What is required.
Look through the records below, and whenever a line contains "that", copy it.

__________________________________________________

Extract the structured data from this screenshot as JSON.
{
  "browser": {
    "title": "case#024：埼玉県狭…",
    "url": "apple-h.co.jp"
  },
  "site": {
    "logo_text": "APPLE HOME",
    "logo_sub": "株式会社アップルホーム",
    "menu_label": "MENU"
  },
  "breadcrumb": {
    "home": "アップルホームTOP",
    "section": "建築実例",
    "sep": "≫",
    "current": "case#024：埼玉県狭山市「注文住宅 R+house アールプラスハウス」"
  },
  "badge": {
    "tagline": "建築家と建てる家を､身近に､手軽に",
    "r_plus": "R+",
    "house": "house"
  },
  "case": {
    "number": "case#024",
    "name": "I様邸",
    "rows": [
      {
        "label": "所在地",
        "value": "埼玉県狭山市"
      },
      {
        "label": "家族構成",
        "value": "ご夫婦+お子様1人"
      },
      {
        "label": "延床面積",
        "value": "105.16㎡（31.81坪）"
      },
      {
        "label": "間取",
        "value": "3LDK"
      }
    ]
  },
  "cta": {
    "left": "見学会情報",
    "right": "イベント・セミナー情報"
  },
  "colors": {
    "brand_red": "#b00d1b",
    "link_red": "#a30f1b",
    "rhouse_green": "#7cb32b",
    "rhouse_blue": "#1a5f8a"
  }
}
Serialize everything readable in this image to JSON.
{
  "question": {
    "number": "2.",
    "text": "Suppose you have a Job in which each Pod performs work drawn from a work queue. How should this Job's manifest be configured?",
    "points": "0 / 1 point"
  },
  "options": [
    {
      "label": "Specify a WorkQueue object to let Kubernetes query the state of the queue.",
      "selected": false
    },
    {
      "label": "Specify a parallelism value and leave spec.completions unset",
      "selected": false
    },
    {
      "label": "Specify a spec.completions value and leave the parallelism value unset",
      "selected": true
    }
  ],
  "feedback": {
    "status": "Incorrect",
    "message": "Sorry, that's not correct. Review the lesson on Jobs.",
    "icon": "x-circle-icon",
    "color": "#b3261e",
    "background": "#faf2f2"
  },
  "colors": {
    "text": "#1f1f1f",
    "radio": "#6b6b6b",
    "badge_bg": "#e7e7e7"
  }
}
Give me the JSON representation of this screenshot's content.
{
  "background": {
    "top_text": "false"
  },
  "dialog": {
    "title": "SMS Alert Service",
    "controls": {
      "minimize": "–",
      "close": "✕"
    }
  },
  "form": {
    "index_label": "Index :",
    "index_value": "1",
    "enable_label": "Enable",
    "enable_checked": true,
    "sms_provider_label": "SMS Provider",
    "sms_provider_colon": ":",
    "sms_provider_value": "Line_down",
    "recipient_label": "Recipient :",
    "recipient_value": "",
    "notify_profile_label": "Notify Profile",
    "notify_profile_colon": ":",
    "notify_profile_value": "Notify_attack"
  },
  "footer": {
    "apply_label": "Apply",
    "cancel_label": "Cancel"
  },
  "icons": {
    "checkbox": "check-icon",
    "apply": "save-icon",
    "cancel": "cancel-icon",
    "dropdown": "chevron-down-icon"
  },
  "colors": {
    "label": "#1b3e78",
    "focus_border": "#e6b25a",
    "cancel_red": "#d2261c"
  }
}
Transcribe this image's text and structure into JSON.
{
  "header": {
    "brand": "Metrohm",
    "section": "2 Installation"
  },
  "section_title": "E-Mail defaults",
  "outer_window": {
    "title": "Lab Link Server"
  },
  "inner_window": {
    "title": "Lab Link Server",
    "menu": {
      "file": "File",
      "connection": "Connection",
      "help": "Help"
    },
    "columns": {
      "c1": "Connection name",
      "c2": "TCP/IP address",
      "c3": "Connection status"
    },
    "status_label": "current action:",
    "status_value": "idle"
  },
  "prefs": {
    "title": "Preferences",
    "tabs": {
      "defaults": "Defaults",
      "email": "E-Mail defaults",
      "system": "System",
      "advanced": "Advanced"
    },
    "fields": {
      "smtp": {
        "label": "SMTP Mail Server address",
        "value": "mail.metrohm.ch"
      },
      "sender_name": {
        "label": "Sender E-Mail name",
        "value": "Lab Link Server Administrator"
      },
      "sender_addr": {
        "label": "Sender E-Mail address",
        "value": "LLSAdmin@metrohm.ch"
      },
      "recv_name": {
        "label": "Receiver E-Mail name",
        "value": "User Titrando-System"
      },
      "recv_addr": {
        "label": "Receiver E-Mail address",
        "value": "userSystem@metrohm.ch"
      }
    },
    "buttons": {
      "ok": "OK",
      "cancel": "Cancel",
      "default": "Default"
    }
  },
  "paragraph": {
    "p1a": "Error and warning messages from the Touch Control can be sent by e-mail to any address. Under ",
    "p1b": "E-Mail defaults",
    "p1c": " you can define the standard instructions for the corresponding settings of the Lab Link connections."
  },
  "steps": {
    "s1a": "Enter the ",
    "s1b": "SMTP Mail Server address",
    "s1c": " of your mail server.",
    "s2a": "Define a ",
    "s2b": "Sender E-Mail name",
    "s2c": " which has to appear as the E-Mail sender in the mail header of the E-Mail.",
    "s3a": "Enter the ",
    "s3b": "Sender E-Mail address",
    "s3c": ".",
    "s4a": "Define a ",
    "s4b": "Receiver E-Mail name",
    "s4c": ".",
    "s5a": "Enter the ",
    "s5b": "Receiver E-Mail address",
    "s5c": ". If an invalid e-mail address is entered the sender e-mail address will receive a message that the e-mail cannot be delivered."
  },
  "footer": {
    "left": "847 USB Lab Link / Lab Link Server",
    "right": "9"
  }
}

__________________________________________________

Response below.
    "message": "Sorry, that's not correct. Review the lesson on Jobs.",
    "s5c": ". If an invalid e-mail address is entered the sender e-mail address will receive a message that the e-mail cannot be delivered."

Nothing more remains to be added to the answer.